Human Security Lab Human Security Lab is an interdisciplinary research collective focused on communicating science to practitioners on areas of urgent global importance to human well-being. Students will support and assist Professor Carpenter and the Human Security Lab research team on a variety of projects relating to human rights, humanitarian affairs, peace and conflict, climate security or global inequality. Students will be assigned to work on one or more Lab projects, which at present include the following: Impacts of the Nuclear Taboo Humanitarian Disarmament Advocacy Strategies Women, Peace and Security in Afghanistan Protection of Civilians in Ukraine Climate Security. 
War Crimes and Media: Library Research This position will be used to produce an annotated bibliography on media framing and international crime. The research assistant will work with the law librarian to generate a list of relevant research articles on how media frames shape understandings of world events, geared at examining the evolution and impact of framing violence as international crimes. The researcher will work with the professor to read and summarize the articles, highlighting relevant aspects for the overall research project.

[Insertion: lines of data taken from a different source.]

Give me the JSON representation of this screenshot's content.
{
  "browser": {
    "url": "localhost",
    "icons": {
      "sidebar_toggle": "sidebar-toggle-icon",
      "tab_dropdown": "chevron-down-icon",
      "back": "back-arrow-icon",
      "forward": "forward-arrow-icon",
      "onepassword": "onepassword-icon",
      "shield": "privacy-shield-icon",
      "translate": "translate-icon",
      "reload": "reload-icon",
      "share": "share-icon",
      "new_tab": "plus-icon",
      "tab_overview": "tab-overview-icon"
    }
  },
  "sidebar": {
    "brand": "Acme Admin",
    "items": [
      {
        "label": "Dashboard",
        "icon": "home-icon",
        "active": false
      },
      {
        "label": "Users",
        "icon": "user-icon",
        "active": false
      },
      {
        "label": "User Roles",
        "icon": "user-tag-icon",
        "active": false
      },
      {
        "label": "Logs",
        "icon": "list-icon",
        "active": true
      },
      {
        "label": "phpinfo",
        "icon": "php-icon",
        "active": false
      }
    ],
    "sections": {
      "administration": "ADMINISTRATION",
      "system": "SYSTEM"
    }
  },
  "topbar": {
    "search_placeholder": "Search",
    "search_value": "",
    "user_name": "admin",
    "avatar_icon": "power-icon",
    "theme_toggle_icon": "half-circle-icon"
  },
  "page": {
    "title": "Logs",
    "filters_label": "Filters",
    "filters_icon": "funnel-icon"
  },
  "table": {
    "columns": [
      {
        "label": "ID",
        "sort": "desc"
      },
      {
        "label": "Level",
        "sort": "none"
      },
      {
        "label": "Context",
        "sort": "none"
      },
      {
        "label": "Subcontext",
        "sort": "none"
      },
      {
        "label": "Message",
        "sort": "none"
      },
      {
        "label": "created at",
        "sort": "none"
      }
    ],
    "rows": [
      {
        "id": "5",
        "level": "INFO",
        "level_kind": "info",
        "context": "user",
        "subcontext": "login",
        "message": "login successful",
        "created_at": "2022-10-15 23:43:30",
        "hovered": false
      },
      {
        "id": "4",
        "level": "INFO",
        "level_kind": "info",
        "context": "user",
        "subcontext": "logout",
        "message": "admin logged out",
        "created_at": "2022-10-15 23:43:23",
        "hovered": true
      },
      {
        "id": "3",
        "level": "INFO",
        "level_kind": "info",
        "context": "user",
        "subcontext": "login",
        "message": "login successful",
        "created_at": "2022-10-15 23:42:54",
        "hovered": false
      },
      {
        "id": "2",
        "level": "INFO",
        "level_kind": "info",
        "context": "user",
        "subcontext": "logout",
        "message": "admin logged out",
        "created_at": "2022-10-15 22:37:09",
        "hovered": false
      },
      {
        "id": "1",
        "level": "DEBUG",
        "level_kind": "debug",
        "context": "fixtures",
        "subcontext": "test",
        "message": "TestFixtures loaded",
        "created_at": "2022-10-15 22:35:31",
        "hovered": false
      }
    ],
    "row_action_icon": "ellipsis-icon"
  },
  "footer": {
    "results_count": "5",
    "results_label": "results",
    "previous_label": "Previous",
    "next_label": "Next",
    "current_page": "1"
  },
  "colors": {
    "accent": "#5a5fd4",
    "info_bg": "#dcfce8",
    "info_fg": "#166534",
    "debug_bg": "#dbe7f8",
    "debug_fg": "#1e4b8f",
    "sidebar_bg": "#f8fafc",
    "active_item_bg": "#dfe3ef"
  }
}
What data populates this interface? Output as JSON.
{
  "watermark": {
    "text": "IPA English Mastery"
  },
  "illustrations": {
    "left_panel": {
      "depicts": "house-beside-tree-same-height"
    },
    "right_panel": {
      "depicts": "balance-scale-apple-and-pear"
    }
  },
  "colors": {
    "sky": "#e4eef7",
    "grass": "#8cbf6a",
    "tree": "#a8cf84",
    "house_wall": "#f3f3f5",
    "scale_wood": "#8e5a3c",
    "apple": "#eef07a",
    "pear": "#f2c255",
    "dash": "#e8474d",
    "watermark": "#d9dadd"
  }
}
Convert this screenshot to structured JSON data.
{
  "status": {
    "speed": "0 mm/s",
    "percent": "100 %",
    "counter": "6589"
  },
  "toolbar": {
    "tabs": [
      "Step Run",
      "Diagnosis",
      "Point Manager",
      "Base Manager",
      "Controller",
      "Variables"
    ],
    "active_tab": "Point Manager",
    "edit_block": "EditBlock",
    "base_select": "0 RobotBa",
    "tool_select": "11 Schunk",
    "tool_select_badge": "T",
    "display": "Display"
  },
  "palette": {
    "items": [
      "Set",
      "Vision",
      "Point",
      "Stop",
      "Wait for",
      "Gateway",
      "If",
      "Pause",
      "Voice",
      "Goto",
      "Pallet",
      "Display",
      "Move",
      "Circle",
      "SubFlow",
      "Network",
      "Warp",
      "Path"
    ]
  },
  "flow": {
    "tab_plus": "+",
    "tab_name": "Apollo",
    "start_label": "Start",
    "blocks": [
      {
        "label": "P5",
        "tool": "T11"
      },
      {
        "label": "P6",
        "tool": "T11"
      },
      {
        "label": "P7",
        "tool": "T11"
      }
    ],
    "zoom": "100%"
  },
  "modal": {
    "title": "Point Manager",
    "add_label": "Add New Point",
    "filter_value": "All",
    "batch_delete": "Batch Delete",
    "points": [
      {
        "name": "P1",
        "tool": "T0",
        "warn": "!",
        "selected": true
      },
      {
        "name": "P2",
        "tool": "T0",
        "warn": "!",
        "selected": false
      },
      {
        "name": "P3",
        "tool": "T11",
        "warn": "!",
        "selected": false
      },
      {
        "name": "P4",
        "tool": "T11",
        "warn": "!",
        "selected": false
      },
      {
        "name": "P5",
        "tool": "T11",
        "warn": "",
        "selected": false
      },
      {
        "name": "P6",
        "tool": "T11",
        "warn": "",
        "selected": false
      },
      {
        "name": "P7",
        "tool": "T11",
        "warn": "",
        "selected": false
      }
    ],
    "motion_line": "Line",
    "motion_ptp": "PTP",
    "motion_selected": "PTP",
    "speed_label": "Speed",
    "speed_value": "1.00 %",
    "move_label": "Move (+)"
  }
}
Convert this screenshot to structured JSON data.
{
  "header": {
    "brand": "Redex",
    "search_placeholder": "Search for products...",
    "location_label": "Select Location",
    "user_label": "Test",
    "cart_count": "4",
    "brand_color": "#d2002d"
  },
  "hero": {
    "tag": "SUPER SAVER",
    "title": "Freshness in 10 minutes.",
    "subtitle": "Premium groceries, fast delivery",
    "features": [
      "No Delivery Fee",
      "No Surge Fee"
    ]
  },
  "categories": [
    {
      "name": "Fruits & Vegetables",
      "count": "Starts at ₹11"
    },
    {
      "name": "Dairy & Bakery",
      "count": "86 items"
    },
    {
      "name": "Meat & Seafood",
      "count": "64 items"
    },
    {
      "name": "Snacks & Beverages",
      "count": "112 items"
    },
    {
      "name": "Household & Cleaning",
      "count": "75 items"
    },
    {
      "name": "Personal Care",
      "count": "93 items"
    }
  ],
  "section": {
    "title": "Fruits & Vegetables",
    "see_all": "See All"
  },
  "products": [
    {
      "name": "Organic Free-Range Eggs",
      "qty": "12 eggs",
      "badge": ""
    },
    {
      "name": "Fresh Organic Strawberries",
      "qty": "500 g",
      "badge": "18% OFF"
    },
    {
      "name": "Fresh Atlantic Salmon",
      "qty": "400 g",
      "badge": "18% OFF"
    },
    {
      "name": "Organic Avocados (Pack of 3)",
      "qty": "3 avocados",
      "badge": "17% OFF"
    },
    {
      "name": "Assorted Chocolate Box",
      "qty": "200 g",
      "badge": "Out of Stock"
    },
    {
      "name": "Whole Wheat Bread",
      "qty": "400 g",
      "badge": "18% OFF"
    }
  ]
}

Immigration Data Analyst This position is designed for two students who are interested in public opinion/survey research and immigration. We have conducted a survey with 1000 responses to a question about whether a person who worked for the Taliban should be granted refugee status in the country. The data analysts will be coding the responses from a list of codes that the researchers have developed. We will compare across the two coders for reliability. There may also be opportunity for legal research into the question of duress.